Back to Game Changer, the greening practices documented in the report add up to significant improvements to communitues' cumulative environmental burdens by reducing waste, water use, and energy consumption, while at the same time helping educate the citizenry about environmental practices. This has almost all happened within the last six years, writes Allen Hershkowitz in his own blog post, with more to come. I can't say that I am without bias on this one, but I have found the report (my colleague Alice Henly was lead author, with significant contributions from Allen and Darby) very well-researched and -written, telling a story that deserves to told. You can download it here.

And, for a fun way to get the message, check out this very lively video on the greening of baseball, other sports, and NRDC’s work on the subject (even Billy Crystal has a cameo appearance):

Top image: Lincoln Financial Field, the nation's greenest stadium. Photo courtesy of U.S. Navy/Wikimedia Commons

This post originally appeared on the NRDC's Switchboard blog.

About the Author

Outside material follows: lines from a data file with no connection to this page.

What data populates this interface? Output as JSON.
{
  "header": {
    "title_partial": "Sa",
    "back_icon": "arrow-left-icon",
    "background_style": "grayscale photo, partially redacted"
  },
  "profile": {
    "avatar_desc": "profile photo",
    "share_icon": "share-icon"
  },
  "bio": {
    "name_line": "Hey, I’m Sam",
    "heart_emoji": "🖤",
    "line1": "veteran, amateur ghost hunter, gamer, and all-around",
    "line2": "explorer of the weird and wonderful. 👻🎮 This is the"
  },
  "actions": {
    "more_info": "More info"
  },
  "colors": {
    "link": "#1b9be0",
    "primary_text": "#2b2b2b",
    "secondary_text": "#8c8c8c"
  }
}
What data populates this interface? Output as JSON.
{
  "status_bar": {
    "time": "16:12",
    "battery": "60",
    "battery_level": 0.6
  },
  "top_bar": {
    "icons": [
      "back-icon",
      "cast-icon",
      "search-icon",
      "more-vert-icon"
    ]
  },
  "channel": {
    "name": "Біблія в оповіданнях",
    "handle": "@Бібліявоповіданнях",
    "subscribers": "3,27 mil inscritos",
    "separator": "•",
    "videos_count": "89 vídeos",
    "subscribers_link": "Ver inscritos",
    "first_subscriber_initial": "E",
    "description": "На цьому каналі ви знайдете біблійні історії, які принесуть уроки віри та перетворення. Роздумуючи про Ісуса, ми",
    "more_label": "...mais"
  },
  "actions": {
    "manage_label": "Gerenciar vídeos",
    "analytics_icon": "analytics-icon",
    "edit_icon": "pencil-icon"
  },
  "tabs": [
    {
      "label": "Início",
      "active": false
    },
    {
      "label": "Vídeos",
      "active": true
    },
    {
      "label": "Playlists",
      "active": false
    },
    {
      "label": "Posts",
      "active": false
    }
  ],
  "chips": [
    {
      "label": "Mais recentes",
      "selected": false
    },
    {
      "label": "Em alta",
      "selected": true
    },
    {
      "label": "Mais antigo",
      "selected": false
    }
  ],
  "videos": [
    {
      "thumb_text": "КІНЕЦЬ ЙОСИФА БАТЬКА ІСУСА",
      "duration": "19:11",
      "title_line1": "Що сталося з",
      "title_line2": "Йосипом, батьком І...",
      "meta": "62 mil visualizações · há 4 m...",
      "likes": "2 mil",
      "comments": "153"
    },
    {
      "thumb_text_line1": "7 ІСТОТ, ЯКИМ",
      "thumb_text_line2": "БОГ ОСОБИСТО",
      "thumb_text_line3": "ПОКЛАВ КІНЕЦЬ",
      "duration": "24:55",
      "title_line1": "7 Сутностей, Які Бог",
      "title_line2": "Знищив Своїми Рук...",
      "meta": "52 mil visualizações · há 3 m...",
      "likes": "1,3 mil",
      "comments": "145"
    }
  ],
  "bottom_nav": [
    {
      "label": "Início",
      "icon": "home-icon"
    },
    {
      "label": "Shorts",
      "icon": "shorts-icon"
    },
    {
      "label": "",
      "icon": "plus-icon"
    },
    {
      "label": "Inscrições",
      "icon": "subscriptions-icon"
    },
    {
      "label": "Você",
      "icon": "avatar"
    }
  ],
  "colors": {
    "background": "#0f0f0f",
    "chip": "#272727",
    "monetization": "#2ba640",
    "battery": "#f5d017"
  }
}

  • Kaid Benfield is the director of the Sustainable Communities and Smart Growth program at the Natural Resources Defense Council, co-founder of the LEED for Neighborhood Development rating system, and co-founder of Smart Growth America. More
    Kaid Benfield is the director of the Sustainable Communities and Smart Growth program at the Natural Resources Defense Council, co-founder of the LEED for Neighborhood Development rating system, and co-founder of Smart Growth America. He is the author or co-author of Once There Were Greenfields (NRDC 1999), Solving Sprawl (Island Press 2001), Smart Growth In a Changing World (APA Planners Press 2007), and Green Community (APA Planners Press 2009). In 2009, Kaid was voted one of the "top urban thinkers" on Planetizen.com, and he was named one of "the most influential people in sustainable planning and development" in 2010 by the Partnership for Sustainable Communities. He blogs at NRDC's Switchboard.